### Information supplied
********************
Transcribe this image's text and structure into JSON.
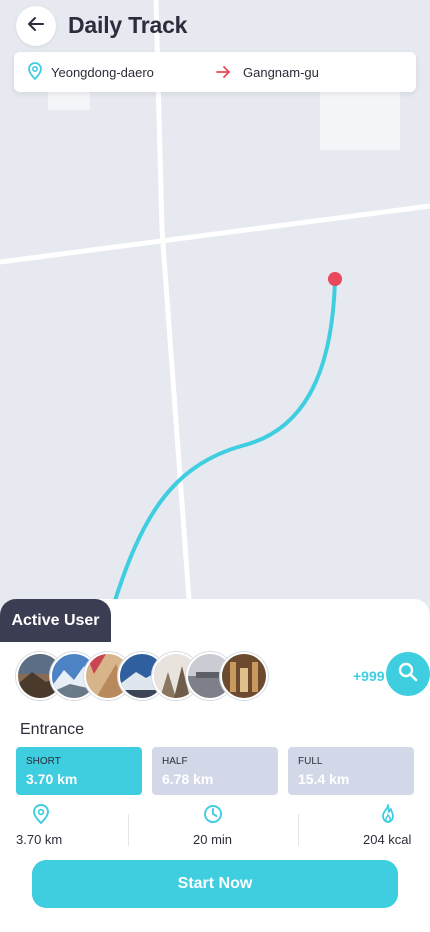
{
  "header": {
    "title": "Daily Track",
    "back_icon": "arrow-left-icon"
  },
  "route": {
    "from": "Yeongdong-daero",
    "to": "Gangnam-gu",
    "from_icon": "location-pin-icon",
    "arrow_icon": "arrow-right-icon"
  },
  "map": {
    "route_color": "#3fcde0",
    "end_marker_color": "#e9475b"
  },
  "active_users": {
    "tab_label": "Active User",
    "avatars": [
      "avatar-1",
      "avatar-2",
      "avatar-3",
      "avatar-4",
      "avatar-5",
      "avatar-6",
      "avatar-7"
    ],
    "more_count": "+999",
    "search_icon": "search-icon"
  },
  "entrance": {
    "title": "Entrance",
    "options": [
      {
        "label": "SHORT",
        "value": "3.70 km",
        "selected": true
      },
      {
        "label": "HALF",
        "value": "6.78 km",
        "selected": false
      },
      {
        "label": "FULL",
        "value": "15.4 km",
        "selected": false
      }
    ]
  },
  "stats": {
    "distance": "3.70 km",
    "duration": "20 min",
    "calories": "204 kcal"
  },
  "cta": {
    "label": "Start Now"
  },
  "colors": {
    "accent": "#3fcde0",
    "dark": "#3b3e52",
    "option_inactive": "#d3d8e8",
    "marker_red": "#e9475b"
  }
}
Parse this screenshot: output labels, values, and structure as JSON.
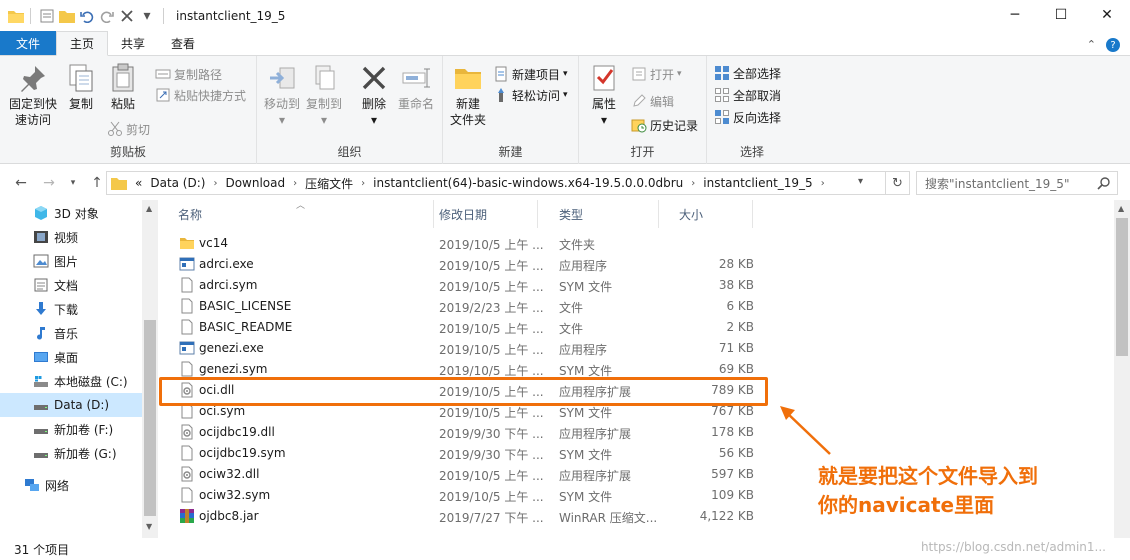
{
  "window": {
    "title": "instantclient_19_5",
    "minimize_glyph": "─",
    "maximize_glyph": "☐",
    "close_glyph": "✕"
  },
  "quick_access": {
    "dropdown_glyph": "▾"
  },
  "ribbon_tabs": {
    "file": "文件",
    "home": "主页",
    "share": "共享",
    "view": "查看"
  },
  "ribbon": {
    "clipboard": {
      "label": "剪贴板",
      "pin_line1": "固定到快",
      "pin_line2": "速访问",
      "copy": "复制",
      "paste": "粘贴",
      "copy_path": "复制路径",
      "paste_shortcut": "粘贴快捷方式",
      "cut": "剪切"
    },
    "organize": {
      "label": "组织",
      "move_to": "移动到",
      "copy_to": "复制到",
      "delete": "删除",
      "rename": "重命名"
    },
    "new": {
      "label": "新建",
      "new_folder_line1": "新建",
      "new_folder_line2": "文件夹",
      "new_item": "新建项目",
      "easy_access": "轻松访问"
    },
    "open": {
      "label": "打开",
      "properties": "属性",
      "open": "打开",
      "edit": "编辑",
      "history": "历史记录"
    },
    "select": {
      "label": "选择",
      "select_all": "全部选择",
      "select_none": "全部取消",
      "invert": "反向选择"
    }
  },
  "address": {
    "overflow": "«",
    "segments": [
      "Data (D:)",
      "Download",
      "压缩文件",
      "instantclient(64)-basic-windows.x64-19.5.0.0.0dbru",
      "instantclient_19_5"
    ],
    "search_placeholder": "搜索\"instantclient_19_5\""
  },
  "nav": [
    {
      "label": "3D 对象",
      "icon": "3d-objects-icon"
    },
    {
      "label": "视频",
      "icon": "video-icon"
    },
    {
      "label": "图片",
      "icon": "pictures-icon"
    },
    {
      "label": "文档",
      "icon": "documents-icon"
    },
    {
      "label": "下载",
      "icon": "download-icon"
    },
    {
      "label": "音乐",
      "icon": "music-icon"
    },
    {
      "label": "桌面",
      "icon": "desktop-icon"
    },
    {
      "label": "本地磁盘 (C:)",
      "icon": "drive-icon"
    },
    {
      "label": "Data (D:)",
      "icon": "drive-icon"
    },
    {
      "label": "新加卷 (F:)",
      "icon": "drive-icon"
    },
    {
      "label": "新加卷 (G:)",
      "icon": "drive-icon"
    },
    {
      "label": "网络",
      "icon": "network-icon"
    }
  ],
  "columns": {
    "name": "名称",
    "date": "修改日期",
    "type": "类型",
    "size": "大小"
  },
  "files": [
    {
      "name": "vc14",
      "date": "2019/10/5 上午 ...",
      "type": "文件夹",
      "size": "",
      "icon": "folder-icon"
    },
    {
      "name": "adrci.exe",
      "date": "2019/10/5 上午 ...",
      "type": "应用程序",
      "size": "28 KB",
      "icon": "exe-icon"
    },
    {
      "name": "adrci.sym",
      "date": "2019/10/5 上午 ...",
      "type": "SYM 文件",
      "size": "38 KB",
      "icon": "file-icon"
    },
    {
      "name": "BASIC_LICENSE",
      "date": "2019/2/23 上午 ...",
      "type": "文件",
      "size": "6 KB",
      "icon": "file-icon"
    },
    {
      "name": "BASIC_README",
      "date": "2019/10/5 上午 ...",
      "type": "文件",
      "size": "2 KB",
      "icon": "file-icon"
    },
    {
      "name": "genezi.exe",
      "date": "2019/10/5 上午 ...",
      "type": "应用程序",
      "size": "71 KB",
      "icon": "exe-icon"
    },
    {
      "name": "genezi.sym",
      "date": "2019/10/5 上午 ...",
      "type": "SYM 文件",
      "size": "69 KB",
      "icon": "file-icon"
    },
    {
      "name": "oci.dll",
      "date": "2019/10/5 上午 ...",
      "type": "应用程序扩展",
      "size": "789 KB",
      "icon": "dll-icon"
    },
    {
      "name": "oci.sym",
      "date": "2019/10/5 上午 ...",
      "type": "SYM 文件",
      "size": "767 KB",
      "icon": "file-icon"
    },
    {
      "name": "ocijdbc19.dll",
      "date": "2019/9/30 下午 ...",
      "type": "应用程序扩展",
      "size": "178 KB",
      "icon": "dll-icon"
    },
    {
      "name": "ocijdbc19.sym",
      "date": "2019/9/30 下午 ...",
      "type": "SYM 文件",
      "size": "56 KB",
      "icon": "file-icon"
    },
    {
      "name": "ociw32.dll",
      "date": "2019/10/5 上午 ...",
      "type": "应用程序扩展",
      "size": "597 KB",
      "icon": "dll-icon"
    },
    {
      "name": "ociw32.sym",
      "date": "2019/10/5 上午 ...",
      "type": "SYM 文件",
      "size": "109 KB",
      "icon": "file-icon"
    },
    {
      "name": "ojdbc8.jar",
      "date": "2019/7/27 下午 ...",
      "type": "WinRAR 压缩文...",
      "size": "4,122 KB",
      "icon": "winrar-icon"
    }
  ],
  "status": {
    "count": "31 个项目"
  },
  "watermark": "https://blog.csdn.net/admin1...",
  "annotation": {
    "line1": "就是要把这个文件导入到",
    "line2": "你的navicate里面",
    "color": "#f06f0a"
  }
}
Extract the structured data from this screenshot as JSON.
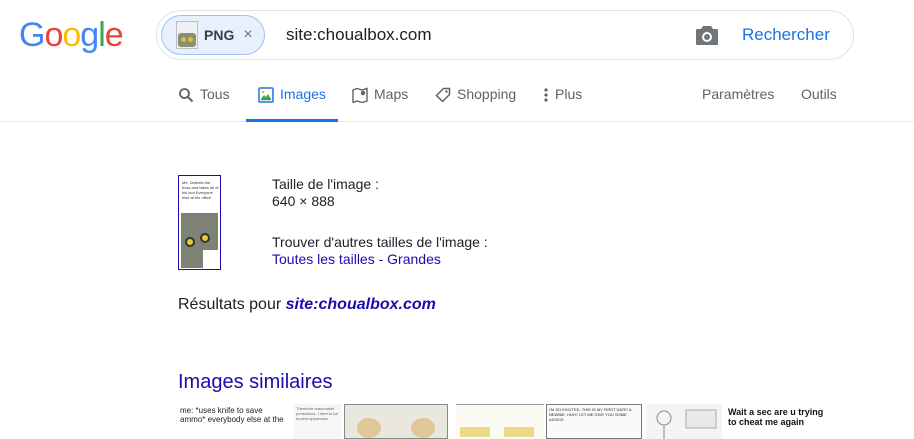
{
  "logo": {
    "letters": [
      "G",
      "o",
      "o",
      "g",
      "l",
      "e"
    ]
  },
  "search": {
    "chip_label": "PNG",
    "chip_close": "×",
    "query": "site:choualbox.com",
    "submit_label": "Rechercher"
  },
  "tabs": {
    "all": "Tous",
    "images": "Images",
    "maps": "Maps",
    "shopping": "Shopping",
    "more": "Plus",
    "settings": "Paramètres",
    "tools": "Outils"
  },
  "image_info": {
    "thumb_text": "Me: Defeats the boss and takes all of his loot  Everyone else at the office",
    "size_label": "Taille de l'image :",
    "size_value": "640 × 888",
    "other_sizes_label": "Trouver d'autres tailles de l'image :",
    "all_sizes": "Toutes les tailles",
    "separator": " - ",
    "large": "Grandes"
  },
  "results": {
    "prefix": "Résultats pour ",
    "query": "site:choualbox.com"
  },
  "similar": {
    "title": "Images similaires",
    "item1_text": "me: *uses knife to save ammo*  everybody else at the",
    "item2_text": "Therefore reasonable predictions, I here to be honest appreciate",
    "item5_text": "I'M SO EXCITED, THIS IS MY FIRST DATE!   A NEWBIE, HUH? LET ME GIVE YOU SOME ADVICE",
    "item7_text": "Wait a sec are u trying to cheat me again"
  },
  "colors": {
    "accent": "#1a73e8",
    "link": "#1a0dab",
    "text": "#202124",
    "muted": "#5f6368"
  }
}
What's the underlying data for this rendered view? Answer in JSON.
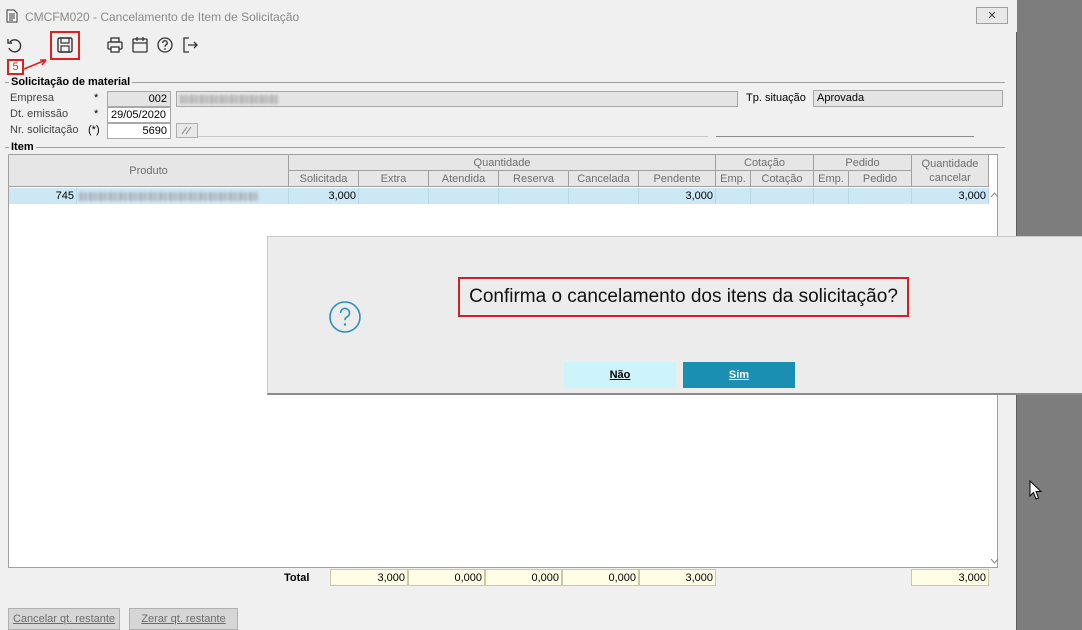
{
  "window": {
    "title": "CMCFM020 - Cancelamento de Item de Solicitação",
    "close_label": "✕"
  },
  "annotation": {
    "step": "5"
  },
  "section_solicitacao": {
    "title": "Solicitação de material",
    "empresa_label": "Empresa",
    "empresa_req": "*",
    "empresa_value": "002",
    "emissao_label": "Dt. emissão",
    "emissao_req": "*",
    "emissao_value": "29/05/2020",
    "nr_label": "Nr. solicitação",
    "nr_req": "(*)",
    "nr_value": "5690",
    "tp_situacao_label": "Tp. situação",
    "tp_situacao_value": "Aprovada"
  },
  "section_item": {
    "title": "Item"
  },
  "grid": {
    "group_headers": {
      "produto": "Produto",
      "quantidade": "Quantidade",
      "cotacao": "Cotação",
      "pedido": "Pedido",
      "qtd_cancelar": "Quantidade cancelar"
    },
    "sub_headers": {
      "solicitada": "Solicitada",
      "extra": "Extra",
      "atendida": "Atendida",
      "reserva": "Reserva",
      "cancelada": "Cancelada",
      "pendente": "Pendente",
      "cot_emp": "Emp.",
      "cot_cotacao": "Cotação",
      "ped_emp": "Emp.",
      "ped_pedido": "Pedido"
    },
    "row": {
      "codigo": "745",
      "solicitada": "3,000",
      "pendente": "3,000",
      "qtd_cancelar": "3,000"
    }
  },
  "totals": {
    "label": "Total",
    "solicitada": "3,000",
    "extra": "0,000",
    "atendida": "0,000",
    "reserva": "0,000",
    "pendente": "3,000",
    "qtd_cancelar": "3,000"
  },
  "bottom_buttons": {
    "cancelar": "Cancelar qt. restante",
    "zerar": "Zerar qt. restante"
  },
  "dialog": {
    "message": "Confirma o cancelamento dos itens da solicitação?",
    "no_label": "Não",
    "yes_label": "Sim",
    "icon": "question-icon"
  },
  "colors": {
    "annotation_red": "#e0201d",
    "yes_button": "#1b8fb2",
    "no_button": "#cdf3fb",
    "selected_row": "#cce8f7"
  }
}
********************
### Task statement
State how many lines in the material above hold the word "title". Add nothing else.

### Result of the task
7